Another distinctive feature is the use of a total of 125 cubic metres of Miscanthus, or Elephant grass, in the kerbstones, pavement tiles and other concrete elements. “A proportion of this Miscanthus is grown on undeveloped areas of the business park,” Moerke explains. “Together with circular concrete, it’s part of Bio Bound, as the circular, biobased concrete products are called. A total of 19,500 units have been used in constructing the infrastructure at Schiphol Trade Park.”
The business park is also as circular as possible below ground, Moerke says. “Recycled concrete has been used in parts of the sewer system, namely the drains and culverts: 20% – the maximum percentage that the KOMO quality mark currently allows. The sewer pipes with a smaller diameter are not made of PVC but of PP. Thanks to this combination of materials, the main sewer has a lifespan of around 100 years.”
The aggregate (around 20,000 tonnes) and sand (around 5,000 cubic meters) that were required as a base layer were obtained entirely from the Schiphol Trade Park area. “Before the project was awarded to us, we had already identified which materials were available and where in the immediate vicinity,” Moerke says. “We immediately claimed them. It was a challenge also to use them in the design.”

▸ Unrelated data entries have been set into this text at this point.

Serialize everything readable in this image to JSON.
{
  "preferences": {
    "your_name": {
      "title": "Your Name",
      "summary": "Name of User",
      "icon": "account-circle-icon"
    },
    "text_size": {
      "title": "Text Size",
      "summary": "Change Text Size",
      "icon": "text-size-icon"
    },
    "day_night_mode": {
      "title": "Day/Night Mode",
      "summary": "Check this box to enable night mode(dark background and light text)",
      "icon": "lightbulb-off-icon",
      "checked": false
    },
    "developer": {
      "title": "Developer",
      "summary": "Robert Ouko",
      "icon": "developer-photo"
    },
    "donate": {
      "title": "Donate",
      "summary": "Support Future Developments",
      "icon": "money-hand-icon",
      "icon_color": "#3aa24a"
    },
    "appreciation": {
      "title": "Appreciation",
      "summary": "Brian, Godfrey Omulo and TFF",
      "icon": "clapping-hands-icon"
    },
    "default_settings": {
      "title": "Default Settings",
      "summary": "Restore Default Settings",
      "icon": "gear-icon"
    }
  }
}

SADC’s decision to choose KWS was not only due to ‘large, substantial solutions’, such as the use of recycled asphalt, biobased paving, and sand and aggregate from the surrounding area, Moerke says, but also ‘small, creative solutions’. “We considered absolutely every part of the project: can it also be circular and if so, how?”

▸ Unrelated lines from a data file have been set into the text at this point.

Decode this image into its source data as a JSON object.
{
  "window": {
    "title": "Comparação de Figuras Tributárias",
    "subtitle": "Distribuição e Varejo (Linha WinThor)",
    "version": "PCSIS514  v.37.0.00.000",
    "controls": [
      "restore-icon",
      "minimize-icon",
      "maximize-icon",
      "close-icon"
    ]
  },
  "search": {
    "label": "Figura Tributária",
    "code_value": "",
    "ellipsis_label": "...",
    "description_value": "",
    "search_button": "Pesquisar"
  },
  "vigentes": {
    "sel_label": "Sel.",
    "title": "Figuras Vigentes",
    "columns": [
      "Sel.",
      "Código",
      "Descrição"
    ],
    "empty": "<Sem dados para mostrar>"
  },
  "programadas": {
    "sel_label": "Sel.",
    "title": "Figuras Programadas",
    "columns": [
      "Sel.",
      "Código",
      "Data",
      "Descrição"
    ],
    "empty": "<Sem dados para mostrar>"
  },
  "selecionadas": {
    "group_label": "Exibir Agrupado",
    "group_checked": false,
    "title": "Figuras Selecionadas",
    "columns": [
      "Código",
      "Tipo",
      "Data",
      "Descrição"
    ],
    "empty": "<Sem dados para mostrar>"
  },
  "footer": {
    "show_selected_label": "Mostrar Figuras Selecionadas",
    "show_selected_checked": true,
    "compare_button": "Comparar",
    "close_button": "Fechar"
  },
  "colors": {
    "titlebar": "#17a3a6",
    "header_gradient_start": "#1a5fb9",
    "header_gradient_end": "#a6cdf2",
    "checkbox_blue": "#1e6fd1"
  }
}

Agreements were made with suppliers on the reduction of packaging materials, used coffee grounds collected in the site huts were given a second lease of life as a substrate in mushroom cultivation, and sophisticated logistics ensured that the number of transport kilometres was minimised. “All the lorries and other equipment also run on CO₂-saving diesel, a non-fossil, synthetic fuel made from waste products,” Moerke explains. “Compared to fossil diesel, this results in a reduction in emissions of more than 89% for CO₂, 10 to 34% for particulate matter, 5 to 37% for NOx and more than 99% for sulphur.”

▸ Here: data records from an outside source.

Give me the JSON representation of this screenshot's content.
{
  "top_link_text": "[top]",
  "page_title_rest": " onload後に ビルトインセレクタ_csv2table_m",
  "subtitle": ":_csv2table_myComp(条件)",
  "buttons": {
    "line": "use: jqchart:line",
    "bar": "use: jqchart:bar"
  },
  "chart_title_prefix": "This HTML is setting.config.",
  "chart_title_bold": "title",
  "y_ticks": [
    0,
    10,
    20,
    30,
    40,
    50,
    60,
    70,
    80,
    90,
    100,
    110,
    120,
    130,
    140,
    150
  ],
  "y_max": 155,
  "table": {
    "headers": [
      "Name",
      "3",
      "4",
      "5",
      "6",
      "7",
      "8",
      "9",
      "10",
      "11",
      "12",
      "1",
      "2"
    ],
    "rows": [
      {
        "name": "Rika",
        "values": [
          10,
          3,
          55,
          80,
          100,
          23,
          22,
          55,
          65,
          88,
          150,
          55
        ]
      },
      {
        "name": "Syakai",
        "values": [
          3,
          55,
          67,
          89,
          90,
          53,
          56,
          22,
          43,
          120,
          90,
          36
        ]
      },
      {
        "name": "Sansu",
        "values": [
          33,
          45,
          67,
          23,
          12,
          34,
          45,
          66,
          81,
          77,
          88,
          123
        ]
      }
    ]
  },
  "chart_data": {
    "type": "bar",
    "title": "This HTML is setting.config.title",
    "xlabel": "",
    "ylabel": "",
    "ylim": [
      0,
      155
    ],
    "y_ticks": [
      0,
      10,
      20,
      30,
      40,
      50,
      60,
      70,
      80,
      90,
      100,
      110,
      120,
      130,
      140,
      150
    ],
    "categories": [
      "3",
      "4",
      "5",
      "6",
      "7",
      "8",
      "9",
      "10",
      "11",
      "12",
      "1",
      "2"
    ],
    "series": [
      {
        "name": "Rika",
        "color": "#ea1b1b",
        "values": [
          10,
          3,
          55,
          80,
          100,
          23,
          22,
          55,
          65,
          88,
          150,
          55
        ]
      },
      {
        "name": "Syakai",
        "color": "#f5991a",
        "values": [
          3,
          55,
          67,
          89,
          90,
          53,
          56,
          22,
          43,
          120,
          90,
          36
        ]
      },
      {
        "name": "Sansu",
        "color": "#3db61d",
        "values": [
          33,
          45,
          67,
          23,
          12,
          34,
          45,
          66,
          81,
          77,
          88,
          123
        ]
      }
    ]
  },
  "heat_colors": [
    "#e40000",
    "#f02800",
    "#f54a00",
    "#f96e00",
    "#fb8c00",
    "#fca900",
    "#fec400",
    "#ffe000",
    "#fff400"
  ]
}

Presenting its half-year figures, KWS’s parent company VolkerWessels stated that “we expect that the recent decision of the Council of State in the Netherlands on nitrogen emissions may have a significant negative effect on infrastructure and certain construction projects”. However, work at Schiphol Trade Park has not been hindered by the nitrogen issue.
Moerke expects KWS to be able to deliver the main infrastructure this year. He estimates that the rolling stock will by then have used around 150,000 litres of CO₂-saving diesel. And with newly acquired knowledge and experience, both SADC N.V. and KWS will be able to focus on further developments and projects according to circular principles. “Schiphol Trade Park demonstrates that we are on the right track,” Moerke believes. “The development of new circular materials is in full swing. With the MEAT method as a good starting point for circular tenders, it’s up to clients and market participants to tango together to develop infrastructure that will ultimately be 100% circular.”